Pick each line that has "northeast" out of the records.

Provided data:
──────────

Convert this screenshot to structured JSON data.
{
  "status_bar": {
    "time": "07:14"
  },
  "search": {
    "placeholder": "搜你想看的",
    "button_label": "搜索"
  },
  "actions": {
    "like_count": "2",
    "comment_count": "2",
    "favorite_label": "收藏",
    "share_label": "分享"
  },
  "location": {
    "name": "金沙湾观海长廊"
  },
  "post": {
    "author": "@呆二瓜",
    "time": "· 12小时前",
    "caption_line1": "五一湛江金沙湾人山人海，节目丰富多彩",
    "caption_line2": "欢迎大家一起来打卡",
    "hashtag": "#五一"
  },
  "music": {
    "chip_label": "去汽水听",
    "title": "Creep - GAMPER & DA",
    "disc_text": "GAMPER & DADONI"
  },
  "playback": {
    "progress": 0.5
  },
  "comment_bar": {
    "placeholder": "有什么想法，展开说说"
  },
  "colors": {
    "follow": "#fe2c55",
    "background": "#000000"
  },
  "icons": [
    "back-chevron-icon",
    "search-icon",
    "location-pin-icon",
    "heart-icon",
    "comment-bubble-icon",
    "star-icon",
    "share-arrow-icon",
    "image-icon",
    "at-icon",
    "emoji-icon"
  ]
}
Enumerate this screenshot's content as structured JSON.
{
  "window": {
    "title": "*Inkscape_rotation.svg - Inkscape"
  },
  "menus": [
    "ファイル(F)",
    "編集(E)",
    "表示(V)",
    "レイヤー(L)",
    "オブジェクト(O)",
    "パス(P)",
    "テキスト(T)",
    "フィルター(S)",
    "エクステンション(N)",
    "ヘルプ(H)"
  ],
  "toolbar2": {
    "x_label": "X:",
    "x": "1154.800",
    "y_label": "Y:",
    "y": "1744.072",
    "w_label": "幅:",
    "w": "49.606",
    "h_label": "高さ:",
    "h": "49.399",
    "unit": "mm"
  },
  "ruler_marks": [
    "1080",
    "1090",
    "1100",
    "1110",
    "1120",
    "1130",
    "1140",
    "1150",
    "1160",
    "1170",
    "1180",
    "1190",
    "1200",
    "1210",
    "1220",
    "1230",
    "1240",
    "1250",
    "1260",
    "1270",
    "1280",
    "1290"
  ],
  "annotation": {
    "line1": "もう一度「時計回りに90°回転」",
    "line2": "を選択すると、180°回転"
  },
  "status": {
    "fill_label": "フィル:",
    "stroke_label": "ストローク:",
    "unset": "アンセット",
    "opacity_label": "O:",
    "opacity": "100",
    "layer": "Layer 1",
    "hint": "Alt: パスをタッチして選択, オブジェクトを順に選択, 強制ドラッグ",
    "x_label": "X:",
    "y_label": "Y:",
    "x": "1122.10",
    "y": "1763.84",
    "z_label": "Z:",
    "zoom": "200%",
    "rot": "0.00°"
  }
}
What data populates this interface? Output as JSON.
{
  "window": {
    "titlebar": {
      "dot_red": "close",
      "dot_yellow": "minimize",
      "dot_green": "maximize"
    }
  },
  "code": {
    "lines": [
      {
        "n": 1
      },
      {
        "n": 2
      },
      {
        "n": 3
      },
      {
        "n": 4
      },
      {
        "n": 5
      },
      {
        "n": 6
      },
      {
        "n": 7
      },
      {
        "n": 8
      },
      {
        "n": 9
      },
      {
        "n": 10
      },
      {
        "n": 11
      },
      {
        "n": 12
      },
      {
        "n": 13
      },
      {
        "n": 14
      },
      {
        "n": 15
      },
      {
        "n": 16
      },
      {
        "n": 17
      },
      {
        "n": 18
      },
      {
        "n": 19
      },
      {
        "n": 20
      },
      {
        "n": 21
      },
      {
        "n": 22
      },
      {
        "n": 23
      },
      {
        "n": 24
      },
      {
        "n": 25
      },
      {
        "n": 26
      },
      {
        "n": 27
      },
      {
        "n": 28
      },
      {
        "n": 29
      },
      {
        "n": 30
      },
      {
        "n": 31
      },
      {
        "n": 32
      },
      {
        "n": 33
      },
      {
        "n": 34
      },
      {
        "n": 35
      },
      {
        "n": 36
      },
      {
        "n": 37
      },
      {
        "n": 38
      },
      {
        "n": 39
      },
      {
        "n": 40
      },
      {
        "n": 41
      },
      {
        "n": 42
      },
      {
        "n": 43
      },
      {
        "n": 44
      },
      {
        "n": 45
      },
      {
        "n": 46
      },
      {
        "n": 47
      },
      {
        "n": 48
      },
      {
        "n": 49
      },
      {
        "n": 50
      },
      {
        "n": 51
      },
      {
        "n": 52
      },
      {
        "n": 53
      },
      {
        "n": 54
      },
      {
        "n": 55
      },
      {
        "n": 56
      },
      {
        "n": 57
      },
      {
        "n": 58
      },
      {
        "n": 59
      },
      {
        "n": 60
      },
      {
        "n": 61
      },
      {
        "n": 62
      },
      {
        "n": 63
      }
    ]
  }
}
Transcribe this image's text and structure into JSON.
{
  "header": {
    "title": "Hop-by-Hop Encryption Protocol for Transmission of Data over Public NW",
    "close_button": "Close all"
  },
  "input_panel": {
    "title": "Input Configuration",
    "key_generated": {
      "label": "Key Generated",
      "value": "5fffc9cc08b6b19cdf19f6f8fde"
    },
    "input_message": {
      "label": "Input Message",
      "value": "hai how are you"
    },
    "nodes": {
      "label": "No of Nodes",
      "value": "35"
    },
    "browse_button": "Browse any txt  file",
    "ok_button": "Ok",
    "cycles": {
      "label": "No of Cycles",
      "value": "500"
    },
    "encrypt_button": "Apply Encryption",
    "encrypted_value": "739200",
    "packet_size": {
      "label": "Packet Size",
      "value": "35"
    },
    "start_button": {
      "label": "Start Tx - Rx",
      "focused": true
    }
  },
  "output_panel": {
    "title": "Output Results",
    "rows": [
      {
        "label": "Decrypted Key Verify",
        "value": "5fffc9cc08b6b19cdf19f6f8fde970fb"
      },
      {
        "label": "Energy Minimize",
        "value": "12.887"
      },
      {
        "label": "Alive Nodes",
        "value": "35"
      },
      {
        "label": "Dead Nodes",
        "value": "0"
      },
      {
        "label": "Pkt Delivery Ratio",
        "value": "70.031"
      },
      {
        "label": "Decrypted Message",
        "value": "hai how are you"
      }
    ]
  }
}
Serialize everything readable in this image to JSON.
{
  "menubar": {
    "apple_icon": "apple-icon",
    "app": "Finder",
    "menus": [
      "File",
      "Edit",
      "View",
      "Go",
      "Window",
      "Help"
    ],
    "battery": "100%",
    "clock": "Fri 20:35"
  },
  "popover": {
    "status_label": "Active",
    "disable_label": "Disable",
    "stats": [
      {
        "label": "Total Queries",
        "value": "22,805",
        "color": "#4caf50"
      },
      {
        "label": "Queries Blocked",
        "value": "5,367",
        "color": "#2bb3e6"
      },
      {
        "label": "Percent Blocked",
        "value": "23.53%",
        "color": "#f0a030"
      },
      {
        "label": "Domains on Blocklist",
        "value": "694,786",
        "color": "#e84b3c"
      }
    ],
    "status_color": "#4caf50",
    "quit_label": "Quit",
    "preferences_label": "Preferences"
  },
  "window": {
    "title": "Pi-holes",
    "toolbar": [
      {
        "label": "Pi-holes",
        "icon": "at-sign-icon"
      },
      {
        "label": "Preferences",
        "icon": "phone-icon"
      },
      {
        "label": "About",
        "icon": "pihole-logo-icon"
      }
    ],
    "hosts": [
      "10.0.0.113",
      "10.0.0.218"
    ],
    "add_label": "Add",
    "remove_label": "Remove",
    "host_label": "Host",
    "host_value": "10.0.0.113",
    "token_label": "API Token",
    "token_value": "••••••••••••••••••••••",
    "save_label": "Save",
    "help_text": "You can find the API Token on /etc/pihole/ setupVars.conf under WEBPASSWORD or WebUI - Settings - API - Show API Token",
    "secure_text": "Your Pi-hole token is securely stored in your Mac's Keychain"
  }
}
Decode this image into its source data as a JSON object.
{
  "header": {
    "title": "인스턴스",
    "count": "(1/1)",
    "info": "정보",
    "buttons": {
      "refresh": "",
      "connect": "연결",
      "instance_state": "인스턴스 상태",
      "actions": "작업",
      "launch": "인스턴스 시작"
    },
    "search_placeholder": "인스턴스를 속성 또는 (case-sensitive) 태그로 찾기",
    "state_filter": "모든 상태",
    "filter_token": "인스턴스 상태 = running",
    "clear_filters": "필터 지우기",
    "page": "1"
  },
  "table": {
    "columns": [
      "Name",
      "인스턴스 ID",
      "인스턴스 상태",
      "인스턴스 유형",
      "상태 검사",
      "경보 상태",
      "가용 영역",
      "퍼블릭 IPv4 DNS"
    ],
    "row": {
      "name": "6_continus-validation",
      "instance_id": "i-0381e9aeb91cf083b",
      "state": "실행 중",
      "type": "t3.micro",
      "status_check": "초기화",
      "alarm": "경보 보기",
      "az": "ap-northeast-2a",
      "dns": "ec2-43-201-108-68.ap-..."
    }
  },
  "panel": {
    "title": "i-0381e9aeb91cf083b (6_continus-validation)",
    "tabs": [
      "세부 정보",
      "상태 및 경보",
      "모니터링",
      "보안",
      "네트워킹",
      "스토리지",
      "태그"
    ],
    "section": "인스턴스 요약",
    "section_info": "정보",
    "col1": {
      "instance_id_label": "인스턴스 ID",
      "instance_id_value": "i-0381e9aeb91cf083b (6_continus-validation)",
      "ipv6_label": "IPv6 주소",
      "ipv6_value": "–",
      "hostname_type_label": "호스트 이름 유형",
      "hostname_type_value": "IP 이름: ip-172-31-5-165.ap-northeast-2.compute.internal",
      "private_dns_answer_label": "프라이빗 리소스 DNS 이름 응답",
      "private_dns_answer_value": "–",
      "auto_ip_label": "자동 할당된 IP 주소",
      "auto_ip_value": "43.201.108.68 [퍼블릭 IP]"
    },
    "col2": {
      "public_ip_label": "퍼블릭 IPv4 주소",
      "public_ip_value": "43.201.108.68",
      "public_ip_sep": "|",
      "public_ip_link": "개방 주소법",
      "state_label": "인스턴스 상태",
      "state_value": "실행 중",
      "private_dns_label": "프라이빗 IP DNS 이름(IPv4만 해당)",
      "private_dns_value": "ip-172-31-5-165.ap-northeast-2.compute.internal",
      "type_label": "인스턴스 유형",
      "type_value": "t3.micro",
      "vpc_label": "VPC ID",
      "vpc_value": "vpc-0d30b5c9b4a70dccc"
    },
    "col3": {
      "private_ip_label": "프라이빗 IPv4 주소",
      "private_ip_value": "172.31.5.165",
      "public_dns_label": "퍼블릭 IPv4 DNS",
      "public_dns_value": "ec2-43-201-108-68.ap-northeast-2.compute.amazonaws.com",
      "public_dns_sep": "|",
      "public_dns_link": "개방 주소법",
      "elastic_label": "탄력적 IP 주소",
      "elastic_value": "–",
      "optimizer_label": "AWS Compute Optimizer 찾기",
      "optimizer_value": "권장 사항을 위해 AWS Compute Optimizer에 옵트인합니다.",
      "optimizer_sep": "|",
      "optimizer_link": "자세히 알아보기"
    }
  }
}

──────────

Task response:
      "az": "ap-northeast-2a",
      "hostname_type_value": "IP 이름: ip-172-31-5-165.ap-northeast-2.compute.internal",
      "private_dns_value": "ip-172-31-5-165.ap-northeast-2.compute.internal",
      "public_dns_value": "ec2-43-201-108-68.ap-northeast-2.compute.amazonaws.com",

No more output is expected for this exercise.